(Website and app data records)
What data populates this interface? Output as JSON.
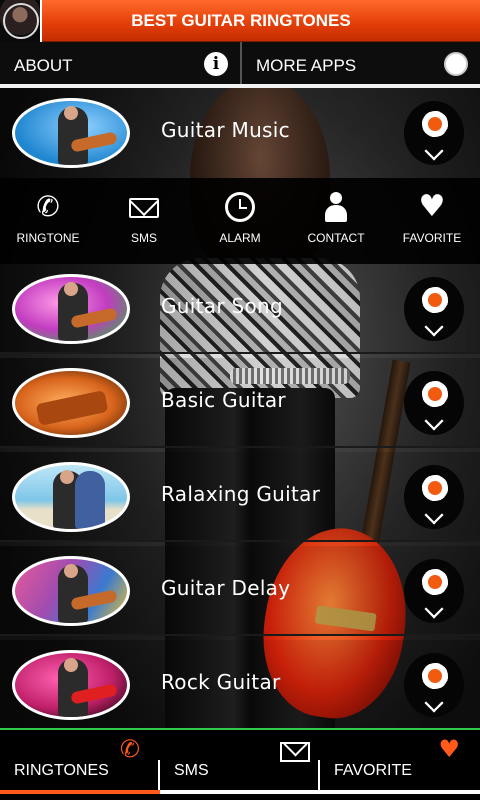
{
  "header": {
    "title": "BEST GUITAR RINGTONES",
    "accent_color": "#e8420a"
  },
  "subbar": {
    "about_label": "ABOUT",
    "more_apps_label": "MORE APPS",
    "info_glyph": "i"
  },
  "list": {
    "items": [
      {
        "label": "Guitar Music",
        "thumb_bg": "#1f86d0"
      },
      {
        "label": "Guitar Song",
        "thumb_bg": "#c23cc0"
      },
      {
        "label": "Basic Guitar",
        "thumb_bg": "#d8641c"
      },
      {
        "label": "Ralaxing Guitar",
        "thumb_bg": "#7ec6e8"
      },
      {
        "label": "Guitar Delay",
        "thumb_bg": "#a04cb0"
      },
      {
        "label": "Rock Guitar",
        "thumb_bg": "#c0206a"
      }
    ]
  },
  "actions": [
    {
      "label": "RINGTONE",
      "icon": "phone-icon"
    },
    {
      "label": "SMS",
      "icon": "mail-icon"
    },
    {
      "label": "ALARM",
      "icon": "alarm-icon"
    },
    {
      "label": "CONTACT",
      "icon": "contact-icon"
    },
    {
      "label": "FAVORITE",
      "icon": "heart-icon"
    }
  ],
  "tabs": [
    {
      "label": "RINGTONES",
      "icon": "phone-icon",
      "active": true
    },
    {
      "label": "SMS",
      "icon": "mail-icon",
      "active": false
    },
    {
      "label": "FAVORITE",
      "icon": "heart-icon",
      "active": false
    }
  ],
  "colors": {
    "tab_active": "#ff5a1a",
    "tab_border": "#2ecc4a"
  }
}
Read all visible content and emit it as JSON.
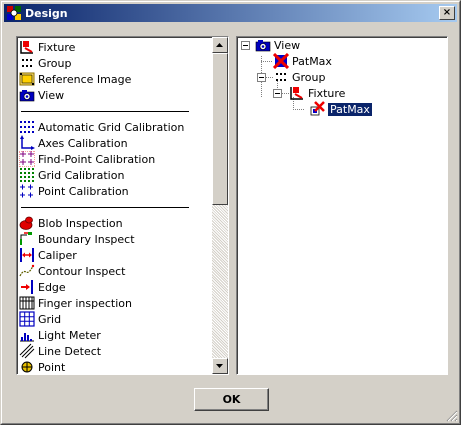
{
  "window": {
    "title": "Design",
    "close_glyph": "×"
  },
  "tool_list": {
    "groups": [
      [
        "Fixture",
        "Group",
        "Reference Image",
        "View"
      ],
      [
        "Automatic Grid Calibration",
        "Axes Calibration",
        "Find-Point Calibration",
        "Grid Calibration",
        "Point Calibration"
      ],
      [
        "Blob Inspection",
        "Boundary Inspect",
        "Caliper",
        "Contour Inspect",
        "Edge",
        "Finger inspection",
        "Grid",
        "Light Meter",
        "Line Detect",
        "Point"
      ]
    ],
    "icons": {
      "Fixture": "fixture-icon",
      "Group": "group-icon",
      "Reference Image": "reference-image-icon",
      "View": "view-camera-icon",
      "Automatic Grid Calibration": "dot-grid-blue-icon",
      "Axes Calibration": "axes-icon",
      "Find-Point Calibration": "find-point-icon",
      "Grid Calibration": "dot-grid-green-icon",
      "Point Calibration": "point-cross-icon",
      "Blob Inspection": "blob-icon",
      "Boundary Inspect": "boundary-icon",
      "Caliper": "caliper-icon",
      "Contour Inspect": "contour-icon",
      "Edge": "edge-icon",
      "Finger inspection": "finger-icon",
      "Grid": "grid-icon",
      "Light Meter": "light-meter-icon",
      "Line Detect": "line-detect-icon",
      "Point": "point-icon"
    }
  },
  "design_tree": {
    "view": "View",
    "patmax_top": "PatMax",
    "group": "Group",
    "fixture": "Fixture",
    "patmax_child": "PatMax"
  },
  "buttons": {
    "ok": "OK"
  },
  "colors": {
    "title_start": "#0a246a",
    "title_end": "#a6caf0",
    "selection": "#0a246a",
    "face": "#d4d0c8"
  }
}
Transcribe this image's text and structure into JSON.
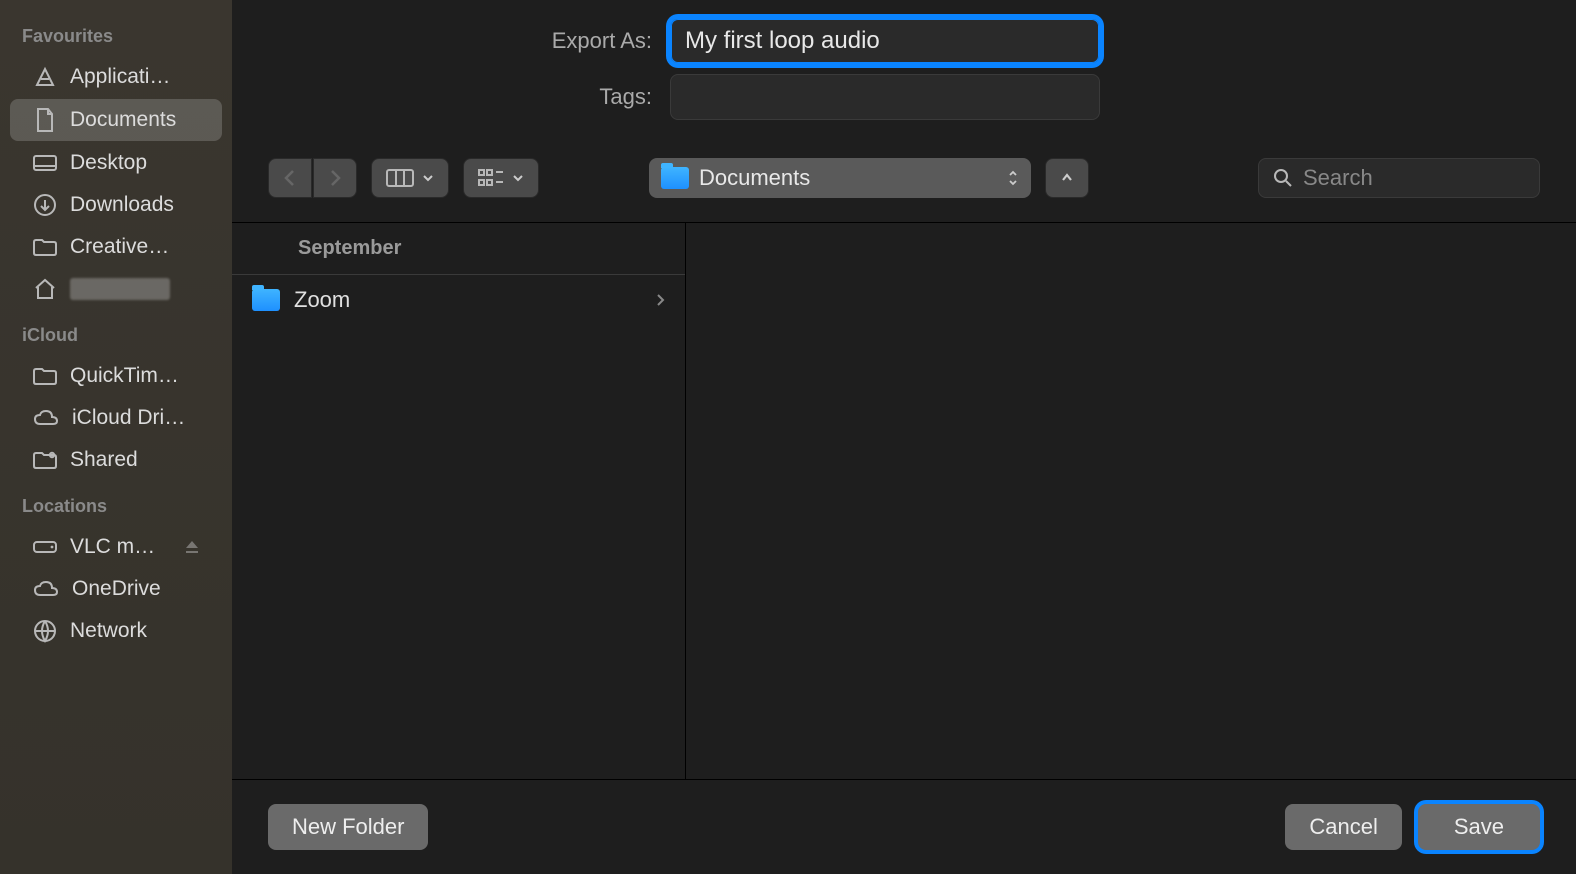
{
  "sidebar": {
    "sections": [
      {
        "title": "Favourites",
        "items": [
          {
            "label": "Applicati…",
            "icon": "apps"
          },
          {
            "label": "Documents",
            "icon": "doc",
            "selected": true
          },
          {
            "label": "Desktop",
            "icon": "desktop"
          },
          {
            "label": "Downloads",
            "icon": "download"
          },
          {
            "label": "Creative…",
            "icon": "folder"
          },
          {
            "label": "",
            "icon": "home",
            "redacted": true
          }
        ]
      },
      {
        "title": "iCloud",
        "items": [
          {
            "label": "QuickTim…",
            "icon": "folder"
          },
          {
            "label": "iCloud Dri…",
            "icon": "cloud"
          },
          {
            "label": "Shared",
            "icon": "shared"
          }
        ]
      },
      {
        "title": "Locations",
        "items": [
          {
            "label": "VLC m…",
            "icon": "disk",
            "eject": true
          },
          {
            "label": "OneDrive",
            "icon": "cloud"
          },
          {
            "label": "Network",
            "icon": "globe"
          }
        ]
      }
    ]
  },
  "form": {
    "export_label": "Export As:",
    "export_value": "My first loop audio",
    "tags_label": "Tags:",
    "tags_value": ""
  },
  "toolbar": {
    "location": "Documents",
    "search_placeholder": "Search"
  },
  "browser": {
    "group": "September",
    "items": [
      {
        "label": "Zoom",
        "kind": "folder"
      }
    ]
  },
  "footer": {
    "new_folder": "New Folder",
    "cancel": "Cancel",
    "save": "Save"
  }
}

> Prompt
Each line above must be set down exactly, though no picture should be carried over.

> Reply
What data populates this interface? Output as JSON.
{
  "header": {
    "title": "BEST GUITAR RINGTONES",
    "accent_color": "#e8420a"
  },
  "subbar": {
    "about_label": "ABOUT",
    "more_apps_label": "MORE APPS",
    "info_glyph": "i"
  },
  "list": {
    "items": [
      {
        "label": "Guitar Music",
        "thumb_bg": "#1f86d0"
      },
      {
        "label": "Guitar Song",
        "thumb_bg": "#c23cc0"
      },
      {
        "label": "Basic Guitar",
        "thumb_bg": "#d8641c"
      },
      {
        "label": "Ralaxing Guitar",
        "thumb_bg": "#7ec6e8"
      },
      {
        "label": "Guitar Delay",
        "thumb_bg": "#a04cb0"
      },
      {
        "label": "Rock Guitar",
        "thumb_bg": "#c0206a"
      }
    ]
  },
  "actions": [
    {
      "label": "RINGTONE",
      "icon": "phone-icon"
    },
    {
      "label": "SMS",
      "icon": "mail-icon"
    },
    {
      "label": "ALARM",
      "icon": "alarm-icon"
    },
    {
      "label": "CONTACT",
      "icon": "contact-icon"
    },
    {
      "label": "FAVORITE",
      "icon": "heart-icon"
    }
  ],
  "tabs": [
    {
      "label": "RINGTONES",
      "icon": "phone-icon",
      "active": true
    },
    {
      "label": "SMS",
      "icon": "mail-icon",
      "active": false
    },
    {
      "label": "FAVORITE",
      "icon": "heart-icon",
      "active": false
    }
  ],
  "colors": {
    "tab_active": "#ff5a1a",
    "tab_border": "#2ecc4a"
  }
}
Read all visible content and emit it as JSON.
{
  "window": {
    "title": "Design",
    "close_glyph": "×"
  },
  "tool_list": {
    "groups": [
      [
        "Fixture",
        "Group",
        "Reference Image",
        "View"
      ],
      [
        "Automatic Grid Calibration",
        "Axes Calibration",
        "Find-Point Calibration",
        "Grid Calibration",
        "Point Calibration"
      ],
      [
        "Blob Inspection",
        "Boundary Inspect",
        "Caliper",
        "Contour Inspect",
        "Edge",
        "Finger inspection",
        "Grid",
        "Light Meter",
        "Line Detect",
        "Point"
      ]
    ],
    "icons": {
      "Fixture": "fixture-icon",
      "Group": "group-icon",
      "Reference Image": "reference-image-icon",
      "View": "view-camera-icon",
      "Automatic Grid Calibration": "dot-grid-blue-icon",
      "Axes Calibration": "axes-icon",
      "Find-Point Calibration": "find-point-icon",
      "Grid Calibration": "dot-grid-green-icon",
      "Point Calibration": "point-cross-icon",
      "Blob Inspection": "blob-icon",
      "Boundary Inspect": "boundary-icon",
      "Caliper": "caliper-icon",
      "Contour Inspect": "contour-icon",
      "Edge": "edge-icon",
      "Finger inspection": "finger-icon",
      "Grid": "grid-icon",
      "Light Meter": "light-meter-icon",
      "Line Detect": "line-detect-icon",
      "Point": "point-icon"
    }
  },
  "design_tree": {
    "view": "View",
    "patmax_top": "PatMax",
    "group": "Group",
    "fixture": "Fixture",
    "patmax_child": "PatMax"
  },
  "buttons": {
    "ok": "OK"
  },
  "colors": {
    "title_start": "#0a246a",
    "title_end": "#a6caf0",
    "selection": "#0a246a",
    "face": "#d4d0c8"
  }
}
Transcribe this image's text and structure into JSON.
{
  "sidebar": {
    "sections": [
      {
        "title": "Favourites",
        "items": [
          {
            "label": "Applicati…",
            "icon": "apps"
          },
          {
            "label": "Documents",
            "icon": "doc",
            "selected": true
          },
          {
            "label": "Desktop",
            "icon": "desktop"
          },
          {
            "label": "Downloads",
            "icon": "download"
          },
          {
            "label": "Creative…",
            "icon": "folder"
          },
          {
            "label": "",
            "icon": "home",
            "redacted": true
          }
        ]
      },
      {
        "title": "iCloud",
        "items": [
          {
            "label": "QuickTim…",
            "icon": "folder"
          },
          {
            "label": "iCloud Dri…",
            "icon": "cloud"
          },
          {
            "label": "Shared",
            "icon": "shared"
          }
        ]
      },
      {
        "title": "Locations",
        "items": [
          {
            "label": "VLC m…",
            "icon": "disk",
            "eject": true
          },
          {
            "label": "OneDrive",
            "icon": "cloud"
          },
          {
            "label": "Network",
            "icon": "globe"
          }
        ]
      }
    ]
  },
  "form": {
    "export_label": "Export As:",
    "export_value": "My first loop audio",
    "tags_label": "Tags:",
    "tags_value": ""
  },
  "toolbar": {
    "location": "Documents",
    "search_placeholder": "Search"
  },
  "browser": {
    "group": "September",
    "items": [
      {
        "label": "Zoom",
        "kind": "folder"
      }
    ]
  },
  "footer": {
    "new_folder": "New Folder",
    "cancel": "Cancel",
    "save": "Save"
  }
}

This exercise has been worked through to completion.